SBI to refuse Adani loan for Queensland project: report
13 March 2015
The State Bank of India is likely to negate a $1 billion loan request from Adani Enterprises for its Queensland coal project in Australia, scrapping an agreement signed last year, according to a Reuters report.
The report cited unnamed sources as saying that the state-owned SBI, India's largest bank, had not yet given Adani officials notice of the internal ruling, but the decision was now due to be communicated to the group.
A preliminary loan deal struck in November, and signed during the visit to Australia by Prime Minister Narendra Modi, had caused uproar in India. Opposition leaders had criticised the record loan to a group whose founder is perceived as close to Modi.
SBI, which like all public sector banks is under pressure to reduce its bad debts, said at the time that the signed deal was simply a memorandum of understanding. It would, it said, complete proper due diligence and a project appraisal before giving out any cash.
"The credit guys are not comfortable with the project," said one of the sources. "Nothing is moving on that project."
A second source said on Friday that SBI weighed factors, including poor coal prices and the lengthy timeline of the $7 billion coal project, before turning down the loan request.
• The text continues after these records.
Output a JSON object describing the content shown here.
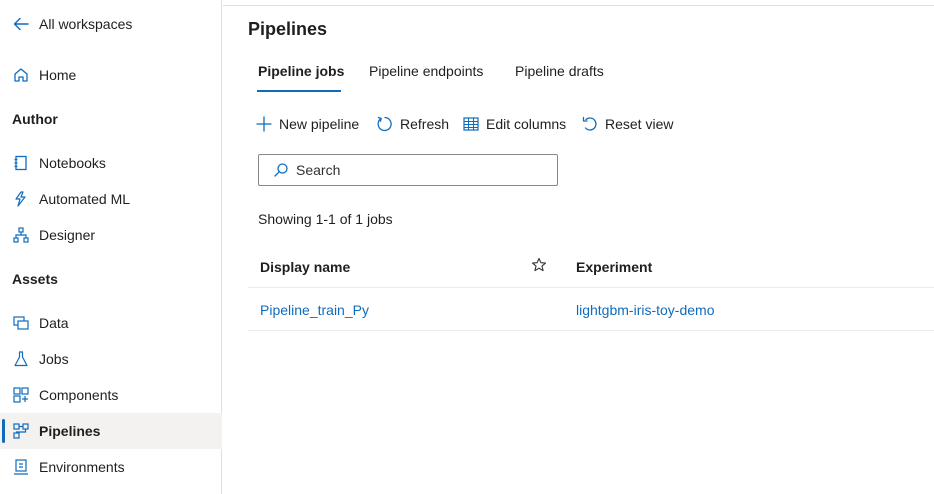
{
  "sidebar": {
    "back_label": "All workspaces",
    "home_label": "Home",
    "author_heading": "Author",
    "author_items": [
      {
        "label": "Notebooks"
      },
      {
        "label": "Automated ML"
      },
      {
        "label": "Designer"
      }
    ],
    "assets_heading": "Assets",
    "assets_items": [
      {
        "label": "Data"
      },
      {
        "label": "Jobs"
      },
      {
        "label": "Components"
      },
      {
        "label": "Pipelines",
        "active": true
      },
      {
        "label": "Environments"
      }
    ]
  },
  "main": {
    "title": "Pipelines",
    "tabs": [
      {
        "label": "Pipeline jobs",
        "active": true
      },
      {
        "label": "Pipeline endpoints"
      },
      {
        "label": "Pipeline drafts"
      }
    ],
    "toolbar": {
      "new_pipeline": "New pipeline",
      "refresh": "Refresh",
      "edit_columns": "Edit columns",
      "reset_view": "Reset view"
    },
    "search": {
      "placeholder": "Search",
      "value": ""
    },
    "count_text": "Showing 1-1 of 1 jobs",
    "table": {
      "columns": [
        "Display name",
        "Experiment"
      ],
      "rows": [
        {
          "display_name": "Pipeline_train_Py",
          "experiment": "lightgbm-iris-toy-demo"
        }
      ]
    }
  },
  "colors": {
    "accent": "#0f6cbd",
    "text": "#201f1e",
    "active_bg": "#f3f2f1",
    "border": "#e1dfdd"
  },
  "icons": {
    "back": "arrow-left-icon",
    "home": "home-icon",
    "notebooks": "notebook-icon",
    "automated_ml": "automated-ml-icon",
    "designer": "designer-icon",
    "data": "data-icon",
    "jobs": "flask-icon",
    "components": "components-icon",
    "pipelines": "pipeline-icon",
    "environments": "environment-icon",
    "new_pipeline": "plus-icon",
    "refresh": "refresh-icon",
    "edit_columns": "edit-columns-icon",
    "reset_view": "reset-icon",
    "search": "search-icon",
    "favorite": "star-icon"
  }
}
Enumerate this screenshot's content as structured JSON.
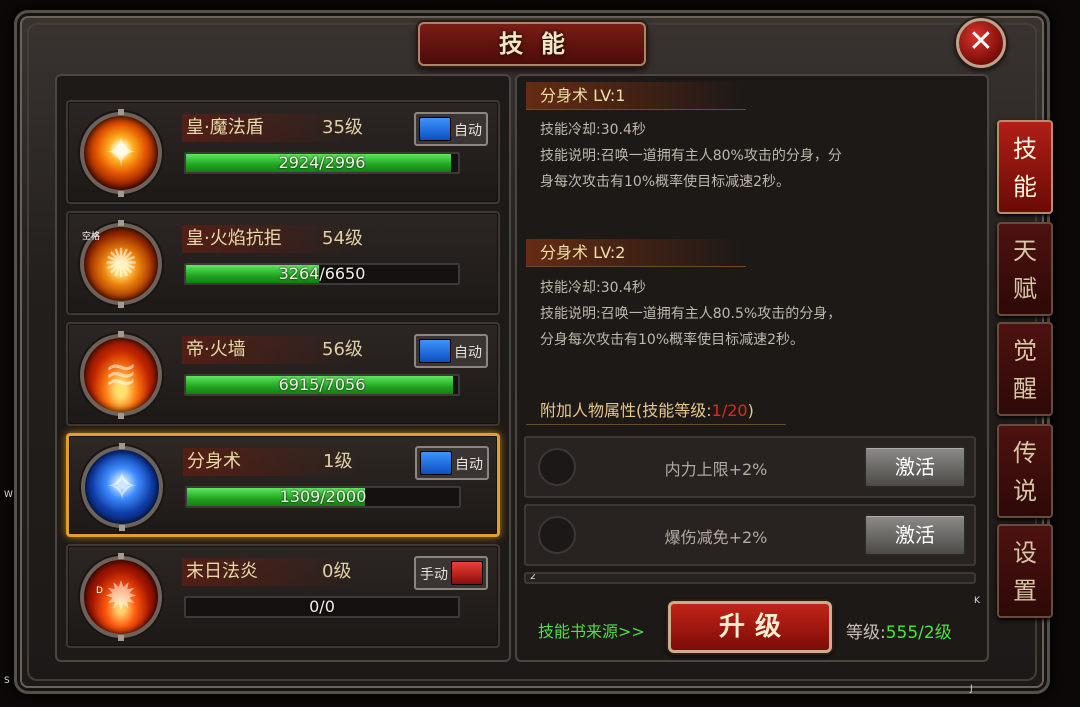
{
  "window": {
    "title": "技能",
    "close_label": "✕"
  },
  "skills": [
    {
      "name": "皇·魔法盾",
      "level": "35级",
      "progress": "2924/2996",
      "fill": 0.976,
      "toggle": "自动",
      "mode": "on",
      "icon": "fire-shield-icon",
      "glyph": "✦"
    },
    {
      "name": "皇·火焰抗拒",
      "level": "54级",
      "progress": "3264/6650",
      "fill": 0.49,
      "toggle": "",
      "mode": "none",
      "icon": "flame-ring-icon",
      "glyph": "✺",
      "tag": "空格"
    },
    {
      "name": "帝·火墙",
      "level": "56级",
      "progress": "6915/7056",
      "fill": 0.98,
      "toggle": "自动",
      "mode": "on",
      "icon": "fire-wall-icon",
      "glyph": "≋"
    },
    {
      "name": "分身术",
      "level": "1级",
      "progress": "1309/2000",
      "fill": 0.655,
      "toggle": "自动",
      "mode": "on",
      "icon": "clone-icon",
      "glyph": "✧"
    },
    {
      "name": "末日法炎",
      "level": "0级",
      "progress": "0/0",
      "fill": 0,
      "toggle": "手动",
      "mode": "off",
      "icon": "doom-flame-icon",
      "glyph": "✹",
      "tag": "D"
    }
  ],
  "detail": {
    "lv1": {
      "heading": "分身术   LV:1",
      "cooldown": "技能冷却:30.4秒",
      "desc_line1": "技能说明:召唤一道拥有主人80%攻击的分身，分",
      "desc_line2": "身每次攻击有10%概率使目标减速2秒。"
    },
    "lv2": {
      "heading": "分身术   LV:2",
      "cooldown": "技能冷却:30.4秒",
      "desc_line1": "技能说明:召唤一道拥有主人80.5%攻击的分身，",
      "desc_line2": "分身每次攻击有10%概率使目标减速2秒。"
    },
    "attr_heading": "附加人物属性(技能等级:",
    "attr_level": "1/20",
    "attr_close": ")",
    "attributes": [
      {
        "text": "内力上限+2%",
        "button": "激活"
      },
      {
        "text": "爆伤减免+2%",
        "button": "激活"
      }
    ]
  },
  "footer": {
    "book_source": "技能书来源>>",
    "upgrade": "升级",
    "grade_label": "等级:",
    "grade_value": "555/2级"
  },
  "side_tabs": [
    {
      "label": "技\n能",
      "active": true
    },
    {
      "label": "天\n赋",
      "active": false
    },
    {
      "label": "觉\n醒",
      "active": false
    },
    {
      "label": "传\n说",
      "active": false
    },
    {
      "label": "设\n置",
      "active": false
    }
  ],
  "edge_marks": {
    "w": "W",
    "s": "S",
    "k": "K",
    "j": "J",
    "two": "2"
  }
}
Many Queensland coal mines are running at a loss.
Adani's Australian project has also been hit by political and environmental opposition, amid protests over the potential impact to the Great Barrier Reef. Adani has said it met a string of environmental conditions.
"It is a challenging project," said the second source. "The bank has to look at foreign exchange risk also."
While the final decision has been keenly awaited, few in the industry had expected the SBI to press ahead with what would have been the largest ever loan granted by an Indian state bank for an overseas project.
But the confirmation brought relief to some investors at a time when India's state banks are under pressure to clean up their balance sheets and to carry out tougher due diligence after years of profligate lending.
"The assumptions of when Adani bought the project are simply not valid any more, due to the coal price slump," said UR Bhat, managing director at Dalton Capital in Mumbai.
A separate source with knowledge of the loan said Adani, which had more than $11 billion of debt on its balance sheet at the end of September, had been expecting a "no" from SBI and had already begun talks with other lenders. "They knew things would not go their way .... There was always a plan B, and now plan B is activated," that source said.
SBI and Adani did not respond to requests for comment.